by Philo Hagen
Recently while perusing the latest updates in my Facebook news feed one morning, a post from a relatively new hooper scrolled up, one who has asked to remain anonymous. Her status update shared with her friends that she was now a full-fledged “hooping addict”, a statement that put a little smile on my face because I certainly know the feeling. It’s a great one. When I went to leave a comment to congratulate her, however, a couple of her friends were busy sharing their concerns for her mental and spiritual health and well being. One stated, and I quote, “God destroys idols. He is the great iconoclast. Even good things can become idols, and while reveling and boasting seem good at the time, it is a grave disservice to idolize anything or anybody. The result is God’s wrath, on you and the idol. God will not be eclipsed.”
I almost spewed the cereal I was eating all over my laptop. When I privately asked her if she was okay with what was happening, she said that she mostly was, but that it was challenging and difficult. The word “addict” is a term that gets tossed around in our community from time to time. The Hoopaholics in Australia aren’t seriously addicted, it’s another expression of joy and love. As for my new hoop friend, neither of us believed she was going to hold up a highway convenience store at gun point for some polypro. She wasn’t going to skip work to stay home and hula hoop. Later on in the day our discussion got me thinking though. What is the barometer for hoop addiction anyway? Could I be a hoop addict? If I was would that be a bad thing? I proceeded to find out.
Psychologist Yun Hoi writes, “‘Positive Addiction’ is a very useful concept. As a psychologist, I find it is beneficial to both those with, and those without, current problems in living. It is especially beneficial, however, to those in any sort of rut.” A rut, eh? I was certainly in a rut when I discovered hooping. The hoop spun me out of that rut and right back into the center of myself and my life again.
He also writes, “We all know what comprises addiction.
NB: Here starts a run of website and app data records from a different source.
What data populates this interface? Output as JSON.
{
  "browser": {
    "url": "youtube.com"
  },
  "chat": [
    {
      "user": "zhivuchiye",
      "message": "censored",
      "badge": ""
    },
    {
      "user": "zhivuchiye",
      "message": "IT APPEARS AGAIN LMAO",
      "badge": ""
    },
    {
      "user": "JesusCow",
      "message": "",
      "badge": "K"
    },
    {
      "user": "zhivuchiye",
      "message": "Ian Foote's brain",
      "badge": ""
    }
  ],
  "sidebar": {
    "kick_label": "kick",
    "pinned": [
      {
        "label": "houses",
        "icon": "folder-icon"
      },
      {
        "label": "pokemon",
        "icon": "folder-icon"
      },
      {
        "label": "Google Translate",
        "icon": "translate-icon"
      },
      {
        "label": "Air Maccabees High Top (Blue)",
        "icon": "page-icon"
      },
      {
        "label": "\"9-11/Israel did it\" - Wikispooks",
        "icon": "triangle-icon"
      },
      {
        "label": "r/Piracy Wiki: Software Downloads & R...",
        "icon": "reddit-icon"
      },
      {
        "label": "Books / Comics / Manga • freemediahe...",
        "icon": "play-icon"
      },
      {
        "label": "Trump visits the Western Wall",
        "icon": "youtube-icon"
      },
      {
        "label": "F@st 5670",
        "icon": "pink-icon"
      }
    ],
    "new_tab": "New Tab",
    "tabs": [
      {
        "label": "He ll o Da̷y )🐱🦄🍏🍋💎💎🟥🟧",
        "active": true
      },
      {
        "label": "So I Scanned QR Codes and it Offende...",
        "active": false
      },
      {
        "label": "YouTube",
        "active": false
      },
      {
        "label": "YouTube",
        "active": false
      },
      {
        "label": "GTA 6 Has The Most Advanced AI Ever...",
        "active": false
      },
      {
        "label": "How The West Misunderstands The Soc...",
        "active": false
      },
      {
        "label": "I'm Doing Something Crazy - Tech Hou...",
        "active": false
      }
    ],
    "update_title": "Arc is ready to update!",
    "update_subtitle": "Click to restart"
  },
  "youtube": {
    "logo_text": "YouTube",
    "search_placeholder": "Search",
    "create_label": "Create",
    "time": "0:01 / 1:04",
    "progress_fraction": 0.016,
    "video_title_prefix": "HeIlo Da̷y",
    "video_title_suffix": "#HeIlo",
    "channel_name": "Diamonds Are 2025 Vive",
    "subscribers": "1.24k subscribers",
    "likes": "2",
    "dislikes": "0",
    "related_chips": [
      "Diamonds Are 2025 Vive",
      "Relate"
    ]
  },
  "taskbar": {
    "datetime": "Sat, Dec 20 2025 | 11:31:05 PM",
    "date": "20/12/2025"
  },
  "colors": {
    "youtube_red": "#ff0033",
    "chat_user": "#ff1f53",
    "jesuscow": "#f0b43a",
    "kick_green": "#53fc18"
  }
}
Addiction is, in common usage, a harmful, socially disapproved and often illegal activity engaged in so as to quickly meet one’s needs without real effort in any long term and constructive relationships or without any effort to develop oneself to be a better person or assist others. Most addictions occur in a relationship chain which is exploitive and harmful to others as well as the end-user. Addictions can be focused on activities as well as substances. The commonly used term ‘addiction’ actually ought, more properly, to be called ‘negative addiction’, as some addictions can be beneficial rather than destructive. ‘Positive Addiction’ is a notion developed by US psychiatrist Dr. Bill Glasser in 1976. He felt that it is possible to become addicted to positive behavior, which develops the character and the body – for instance, running, aerobics, bike-riding.. The list can be added to by you as long as the activity meets seven criteria and doesn’t become negative in that it impacts negatively on your health, work or relationships.”
What are the seven criteria for positive addiction?
1) It is something non-competitive that you choose to do and you can devote approximately forty-five minutes to an hour a day to.
2) It is possible for you to do it easily, in the sense of organizing to do it, and it doesn’t take a great deal of mental effort to do it.
3) You can do it alone (more rarely with others) – but independently of others – not depending on their presence or encouragement to continue.
4) You believe it has some value (physical, mental, or spiritual) for you.
5) You believe that if you persist at it you will improve but this is completely subjective – you need to be the only one who measures that improvement.
6) The activity must be one you can perform without negatively criticizing yourself.
7) It must be undertaken several times a week until you reach “the PA state”.
Glasser called this “PA state” or Positive Addiction state a place that was enjoyable without excessive concentration, a “Zen-like”, “zone”, or “transcendental” state in which you simply and relaxedly do something automatically without effort or concern and that this state energizes you to meet your needs. Could he be referring to some of us refer to as “flow” I wonder?
If something in your life meets these seven criteria, like hooping does in mine, he warns that once a person becomes addicted they may become agitated if they don’t get to do it. I long ago realized that when I don’t take time to hoop in my life I “feel it. I think I’m going to have to say, “My name is Philo, and I am a hoop addict.” Truth is, however, I’m quite pleased about it.
One of the benefits of positive addictions too can be that they are awesome for helping one overcome a negative addiction. Replacing a negative addiction with a positive one can truly help you lead a happier and healthier life. In my life, I’d quit smoking a few months before I discovered myself in the hoop. Is it possible that hooping has been my unknowing substitute for nicotine all these years? If that’s the case I’ll gladly take hooping any and every day. It’s not expensive, I can breathe, I’m in better health and I feel better. And I mean that emotionally too. My feelings are here and I can feel them and hooping helps me live there. It all makes for a much more vibrant and beautiful life and as Kevin Kinchen once said, “The more you meditate, the less you will need to medicate.” I think we can say that is true for hooping as well.
Philo Hagen is the Co-founder and Managing Editor of Hooping.org. He lives in Los Angeles, California.